PROMPT:
Keeping every word the same, give again only the lines from the one with "Extract the structured" through the end of the data, both included, and leave every picture out.

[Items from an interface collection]

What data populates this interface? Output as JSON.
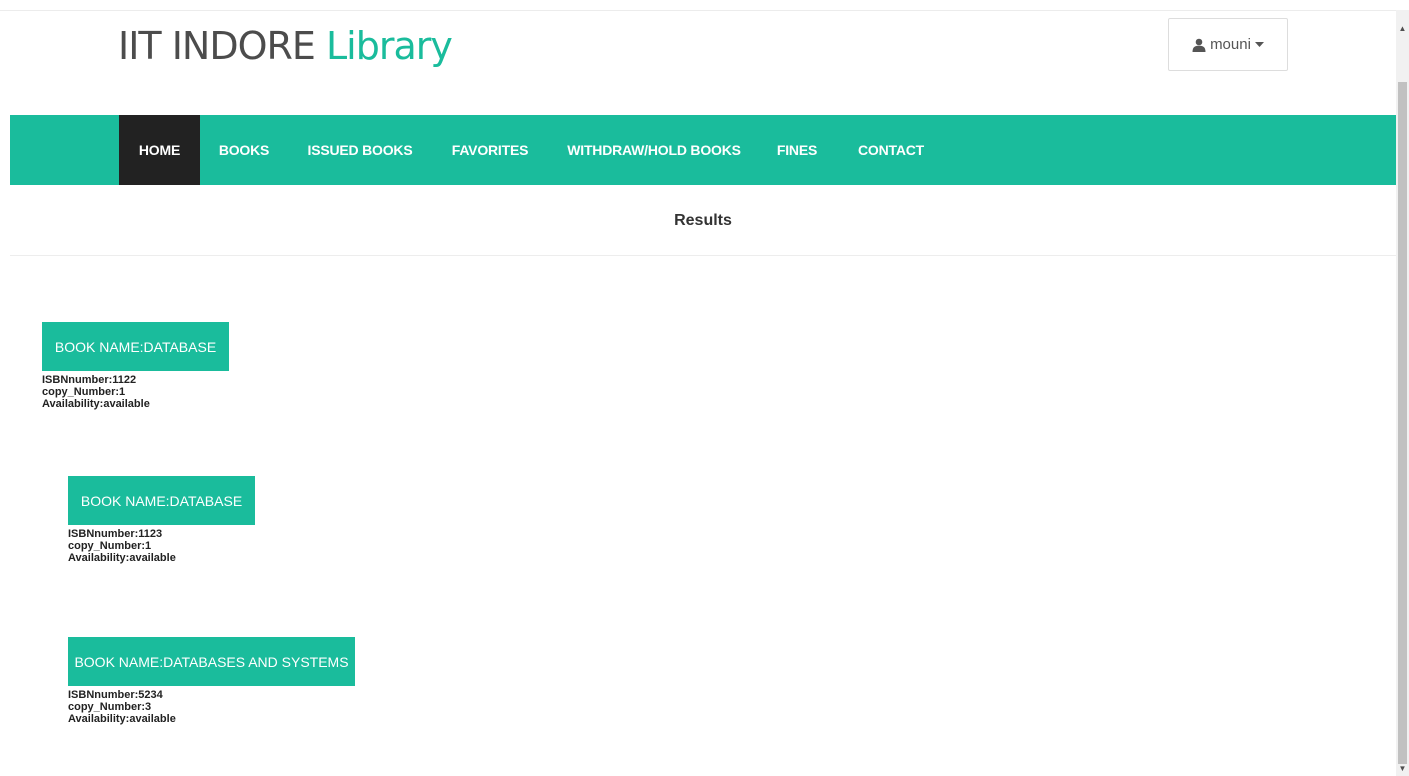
{
  "header": {
    "brand_part1": "IIT INDORE",
    "brand_part2": "Library",
    "user_name": "mouni"
  },
  "nav": {
    "items": [
      {
        "label": "HOME",
        "active": true
      },
      {
        "label": "BOOKS",
        "active": false
      },
      {
        "label": "ISSUED BOOKS",
        "active": false
      },
      {
        "label": "FAVORITES",
        "active": false
      },
      {
        "label": "WITHDRAW/HOLD BOOKS",
        "active": false
      },
      {
        "label": "FINES",
        "active": false
      },
      {
        "label": "CONTACT",
        "active": false
      }
    ]
  },
  "results": {
    "title": "Results",
    "books": [
      {
        "name_label": "BOOK NAME:DATABASE",
        "isbn": "ISBNnumber:1122",
        "copy": "copy_Number:1",
        "availability": "Availability:available"
      },
      {
        "name_label": "BOOK NAME:DATABASE",
        "isbn": "ISBNnumber:1123",
        "copy": "copy_Number:1",
        "availability": "Availability:available"
      },
      {
        "name_label": "BOOK NAME:DATABASES AND SYSTEMS",
        "isbn": "ISBNnumber:5234",
        "copy": "copy_Number:3",
        "availability": "Availability:available"
      }
    ]
  },
  "colors": {
    "accent": "#1abc9c",
    "nav_active": "#222222"
  },
  "icons": {
    "user": "user-icon",
    "caret": "caret-down-icon",
    "scroll_up": "scroll-up-arrow-icon",
    "scroll_down": "scroll-down-arrow-icon"
  }
}
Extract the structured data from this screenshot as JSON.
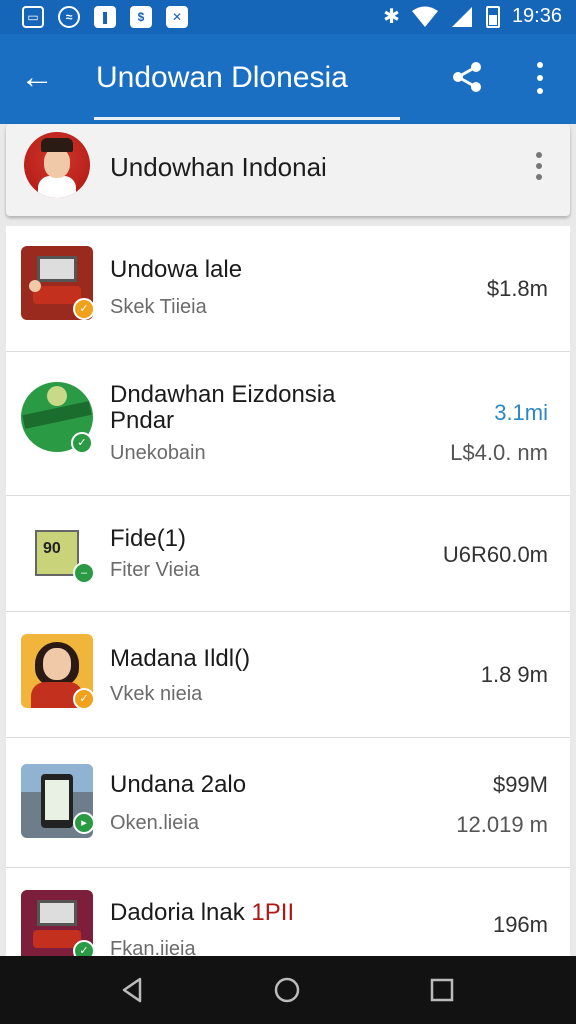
{
  "status_bar": {
    "time": "19:36",
    "left_icons": [
      "image-icon",
      "messenger-icon",
      "app-icon",
      "app-icon",
      "app-icon"
    ]
  },
  "app_bar": {
    "title": "Undowan Dlonesia",
    "back_icon": "arrow-back-icon",
    "share_icon": "share-icon",
    "more_icon": "more-vert-icon"
  },
  "account": {
    "name": "Undowhan Indonai"
  },
  "items": [
    {
      "title": "Undowa lale",
      "subtitle": "Skek Tiieia",
      "value": "$1.8m",
      "value2": ""
    },
    {
      "title": "Dndawhan Eizdonsia",
      "title2": "Pndar",
      "subtitle": "Unekobain",
      "value": "3.1mi",
      "value2": "L$4.0. nm"
    },
    {
      "title": "Fide(1)",
      "subtitle": "Fiter Vieia",
      "value": "U6R60.0m",
      "value2": ""
    },
    {
      "title": "Madana Ildl()",
      "subtitle": "Vkek nieia",
      "value": "1.8 9m",
      "value2": ""
    },
    {
      "title": "Undana 2alo",
      "subtitle": "Oken.lieia",
      "value": "$99M",
      "value2": "12.019  m"
    },
    {
      "title": "Dadoria lnak",
      "title_accent": "1PII",
      "subtitle": "Fkan.iieia",
      "value": "196m",
      "value2": ""
    }
  ],
  "colors": {
    "primary": "#1a6fc2",
    "status_bar": "#1565b8",
    "accent_blue": "#2a88c6",
    "badge_orange": "#f0a21c",
    "badge_green": "#2a9a44"
  }
}
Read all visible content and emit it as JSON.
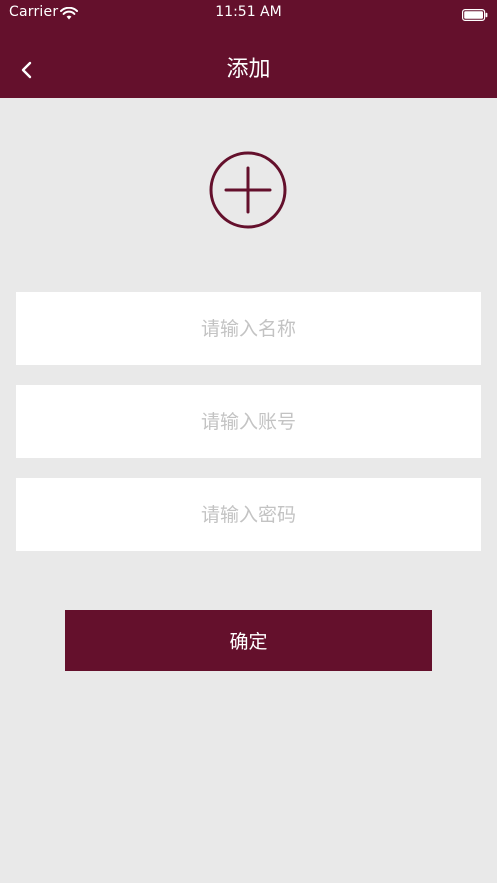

FINISHED TASK:
Extract the structured data from this screenshot as JSON.
{
  "status_bar": {
    "time": "19:36",
    "left_icons": [
      "image-icon",
      "messenger-icon",
      "app-icon",
      "app-icon",
      "app-icon"
    ]
  },
  "app_bar": {
    "title": "Undowan Dlonesia",
    "back_icon": "arrow-back-icon",
    "share_icon": "share-icon",
    "more_icon": "more-vert-icon"
  },
  "account": {
    "name": "Undowhan Indonai"
  },
  "items": [
    {
      "title": "Undowa lale",
      "subtitle": "Skek Tiieia",
      "value": "$1.8m",
      "value2": ""
    },
    {
      "title": "Dndawhan Eizdonsia",
      "title2": "Pndar",
      "subtitle": "Unekobain",
      "value": "3.1mi",
      "value2": "L$4.0. nm"
    },
    {
      "title": "Fide(1)",
      "subtitle": "Fiter Vieia",
      "value": "U6R60.0m",
      "value2": ""
    },
    {
      "title": "Madana Ildl()",
      "subtitle": "Vkek nieia",
      "value": "1.8 9m",
      "value2": ""
    },
    {
      "title": "Undana 2alo",
      "subtitle": "Oken.lieia",
      "value": "$99M",
      "value2": "12.019  m"
    },
    {
      "title": "Dadoria lnak",
      "title_accent": "1PII",
      "subtitle": "Fkan.iieia",
      "value": "196m",
      "value2": ""
    }
  ],
  "colors": {
    "primary": "#1a6fc2",
    "status_bar": "#1565b8",
    "accent_blue": "#2a88c6",
    "badge_orange": "#f0a21c",
    "badge_green": "#2a9a44"
  }
}
Read all visible content and emit it as JSON.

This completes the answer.